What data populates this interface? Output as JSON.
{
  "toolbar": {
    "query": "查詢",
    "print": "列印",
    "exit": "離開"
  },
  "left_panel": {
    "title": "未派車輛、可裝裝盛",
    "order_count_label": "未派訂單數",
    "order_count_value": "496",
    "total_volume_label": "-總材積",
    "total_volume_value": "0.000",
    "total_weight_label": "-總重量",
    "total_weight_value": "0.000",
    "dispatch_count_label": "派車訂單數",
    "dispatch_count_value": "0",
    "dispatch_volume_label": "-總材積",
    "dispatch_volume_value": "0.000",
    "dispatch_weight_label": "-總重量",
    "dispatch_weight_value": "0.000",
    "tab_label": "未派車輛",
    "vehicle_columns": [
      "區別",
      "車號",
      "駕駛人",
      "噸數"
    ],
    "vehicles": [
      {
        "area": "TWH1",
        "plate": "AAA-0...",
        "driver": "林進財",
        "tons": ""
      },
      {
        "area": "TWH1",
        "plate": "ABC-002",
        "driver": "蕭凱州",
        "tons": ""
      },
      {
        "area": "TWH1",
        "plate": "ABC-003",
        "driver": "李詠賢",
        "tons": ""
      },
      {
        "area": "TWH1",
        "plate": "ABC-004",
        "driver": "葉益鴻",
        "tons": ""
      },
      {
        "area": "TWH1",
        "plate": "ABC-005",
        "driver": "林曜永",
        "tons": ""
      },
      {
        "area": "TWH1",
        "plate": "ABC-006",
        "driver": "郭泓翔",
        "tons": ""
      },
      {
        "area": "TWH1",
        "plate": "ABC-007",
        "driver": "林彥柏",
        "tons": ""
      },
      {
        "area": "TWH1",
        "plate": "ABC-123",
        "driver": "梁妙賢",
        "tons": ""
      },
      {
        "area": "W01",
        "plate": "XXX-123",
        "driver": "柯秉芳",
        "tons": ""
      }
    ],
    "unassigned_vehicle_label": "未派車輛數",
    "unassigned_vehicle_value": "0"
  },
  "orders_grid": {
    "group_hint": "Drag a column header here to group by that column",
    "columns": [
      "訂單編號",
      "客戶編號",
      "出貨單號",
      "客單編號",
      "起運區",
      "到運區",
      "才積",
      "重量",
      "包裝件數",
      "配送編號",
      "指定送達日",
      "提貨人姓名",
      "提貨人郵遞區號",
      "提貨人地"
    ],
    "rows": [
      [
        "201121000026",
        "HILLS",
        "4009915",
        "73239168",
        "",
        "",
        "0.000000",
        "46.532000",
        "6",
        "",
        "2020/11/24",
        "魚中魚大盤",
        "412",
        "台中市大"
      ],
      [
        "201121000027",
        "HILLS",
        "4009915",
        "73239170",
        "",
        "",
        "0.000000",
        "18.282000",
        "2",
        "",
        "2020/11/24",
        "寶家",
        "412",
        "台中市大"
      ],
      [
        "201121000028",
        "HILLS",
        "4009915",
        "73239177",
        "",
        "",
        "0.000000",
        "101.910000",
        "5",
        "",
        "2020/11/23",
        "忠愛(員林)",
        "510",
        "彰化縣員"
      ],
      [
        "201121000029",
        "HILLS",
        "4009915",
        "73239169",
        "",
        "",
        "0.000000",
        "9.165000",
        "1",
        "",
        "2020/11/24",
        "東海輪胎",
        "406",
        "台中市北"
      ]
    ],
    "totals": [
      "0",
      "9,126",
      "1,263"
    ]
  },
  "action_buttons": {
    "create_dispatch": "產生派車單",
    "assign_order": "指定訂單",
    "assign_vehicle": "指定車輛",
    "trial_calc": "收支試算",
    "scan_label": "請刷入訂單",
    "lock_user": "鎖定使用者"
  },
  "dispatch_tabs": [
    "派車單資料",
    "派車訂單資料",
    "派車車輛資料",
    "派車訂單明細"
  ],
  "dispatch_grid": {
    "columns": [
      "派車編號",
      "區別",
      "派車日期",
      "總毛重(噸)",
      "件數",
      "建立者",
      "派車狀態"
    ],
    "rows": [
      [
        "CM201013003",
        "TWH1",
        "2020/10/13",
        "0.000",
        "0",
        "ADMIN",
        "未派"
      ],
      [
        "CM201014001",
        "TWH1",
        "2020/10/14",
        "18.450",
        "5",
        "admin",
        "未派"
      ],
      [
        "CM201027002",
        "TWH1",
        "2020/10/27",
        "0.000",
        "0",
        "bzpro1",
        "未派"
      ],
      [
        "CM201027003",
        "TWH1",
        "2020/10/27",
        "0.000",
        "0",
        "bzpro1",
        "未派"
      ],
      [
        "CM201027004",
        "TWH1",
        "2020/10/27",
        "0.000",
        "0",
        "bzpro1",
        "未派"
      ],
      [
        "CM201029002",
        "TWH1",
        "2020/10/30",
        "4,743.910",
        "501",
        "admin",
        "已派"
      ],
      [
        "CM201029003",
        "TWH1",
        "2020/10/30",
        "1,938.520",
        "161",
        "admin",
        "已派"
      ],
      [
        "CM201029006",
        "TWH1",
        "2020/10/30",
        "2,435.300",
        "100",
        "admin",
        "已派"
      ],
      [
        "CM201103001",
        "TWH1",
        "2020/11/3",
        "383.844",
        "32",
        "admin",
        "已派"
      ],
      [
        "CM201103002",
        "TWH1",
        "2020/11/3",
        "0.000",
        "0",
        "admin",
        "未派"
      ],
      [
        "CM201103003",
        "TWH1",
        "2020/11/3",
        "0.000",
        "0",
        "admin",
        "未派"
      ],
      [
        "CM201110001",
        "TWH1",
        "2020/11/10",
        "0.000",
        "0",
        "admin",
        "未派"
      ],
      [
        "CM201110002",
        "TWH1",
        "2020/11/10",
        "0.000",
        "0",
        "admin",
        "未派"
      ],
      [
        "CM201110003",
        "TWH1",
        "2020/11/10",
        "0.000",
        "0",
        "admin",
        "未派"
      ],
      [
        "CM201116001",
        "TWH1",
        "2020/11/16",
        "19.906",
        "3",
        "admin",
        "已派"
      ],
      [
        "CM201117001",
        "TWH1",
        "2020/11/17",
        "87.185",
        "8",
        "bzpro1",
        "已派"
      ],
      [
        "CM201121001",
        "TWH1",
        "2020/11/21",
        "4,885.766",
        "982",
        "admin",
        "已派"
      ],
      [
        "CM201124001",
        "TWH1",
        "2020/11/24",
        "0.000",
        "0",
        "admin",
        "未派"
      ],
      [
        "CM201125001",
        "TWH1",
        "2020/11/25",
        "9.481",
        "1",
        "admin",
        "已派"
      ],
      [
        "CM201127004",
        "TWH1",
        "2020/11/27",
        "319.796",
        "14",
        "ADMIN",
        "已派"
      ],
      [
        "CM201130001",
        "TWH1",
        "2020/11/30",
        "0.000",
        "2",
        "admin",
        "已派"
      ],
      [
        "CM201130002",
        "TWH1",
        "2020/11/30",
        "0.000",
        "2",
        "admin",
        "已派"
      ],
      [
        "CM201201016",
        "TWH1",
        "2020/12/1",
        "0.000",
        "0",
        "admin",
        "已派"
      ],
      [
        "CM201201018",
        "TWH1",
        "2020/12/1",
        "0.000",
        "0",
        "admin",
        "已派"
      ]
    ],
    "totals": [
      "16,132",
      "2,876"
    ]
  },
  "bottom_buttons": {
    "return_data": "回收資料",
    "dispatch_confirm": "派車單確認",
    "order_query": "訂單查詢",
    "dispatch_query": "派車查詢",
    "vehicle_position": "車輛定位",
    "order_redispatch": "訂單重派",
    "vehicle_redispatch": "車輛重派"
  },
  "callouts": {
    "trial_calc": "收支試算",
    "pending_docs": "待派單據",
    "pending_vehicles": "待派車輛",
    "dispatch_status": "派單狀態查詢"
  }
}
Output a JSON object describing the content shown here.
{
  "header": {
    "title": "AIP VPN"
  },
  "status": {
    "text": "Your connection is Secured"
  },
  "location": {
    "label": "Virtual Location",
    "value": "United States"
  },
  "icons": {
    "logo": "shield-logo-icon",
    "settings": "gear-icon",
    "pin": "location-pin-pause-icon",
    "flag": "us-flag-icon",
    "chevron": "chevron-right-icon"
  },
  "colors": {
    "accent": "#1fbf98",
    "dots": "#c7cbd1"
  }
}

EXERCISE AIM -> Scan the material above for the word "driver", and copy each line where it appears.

ANSWER SECTION ->
        "driver": "林進財",
        "driver": "蕭凱州",
        "driver": "李詠賢",
        "driver": "葉益鴻",
        "driver": "林曜永",
        "driver": "郭泓翔",
        "driver": "林彥柏",
        "driver": "梁妙賢",
        "driver": "柯秉芳",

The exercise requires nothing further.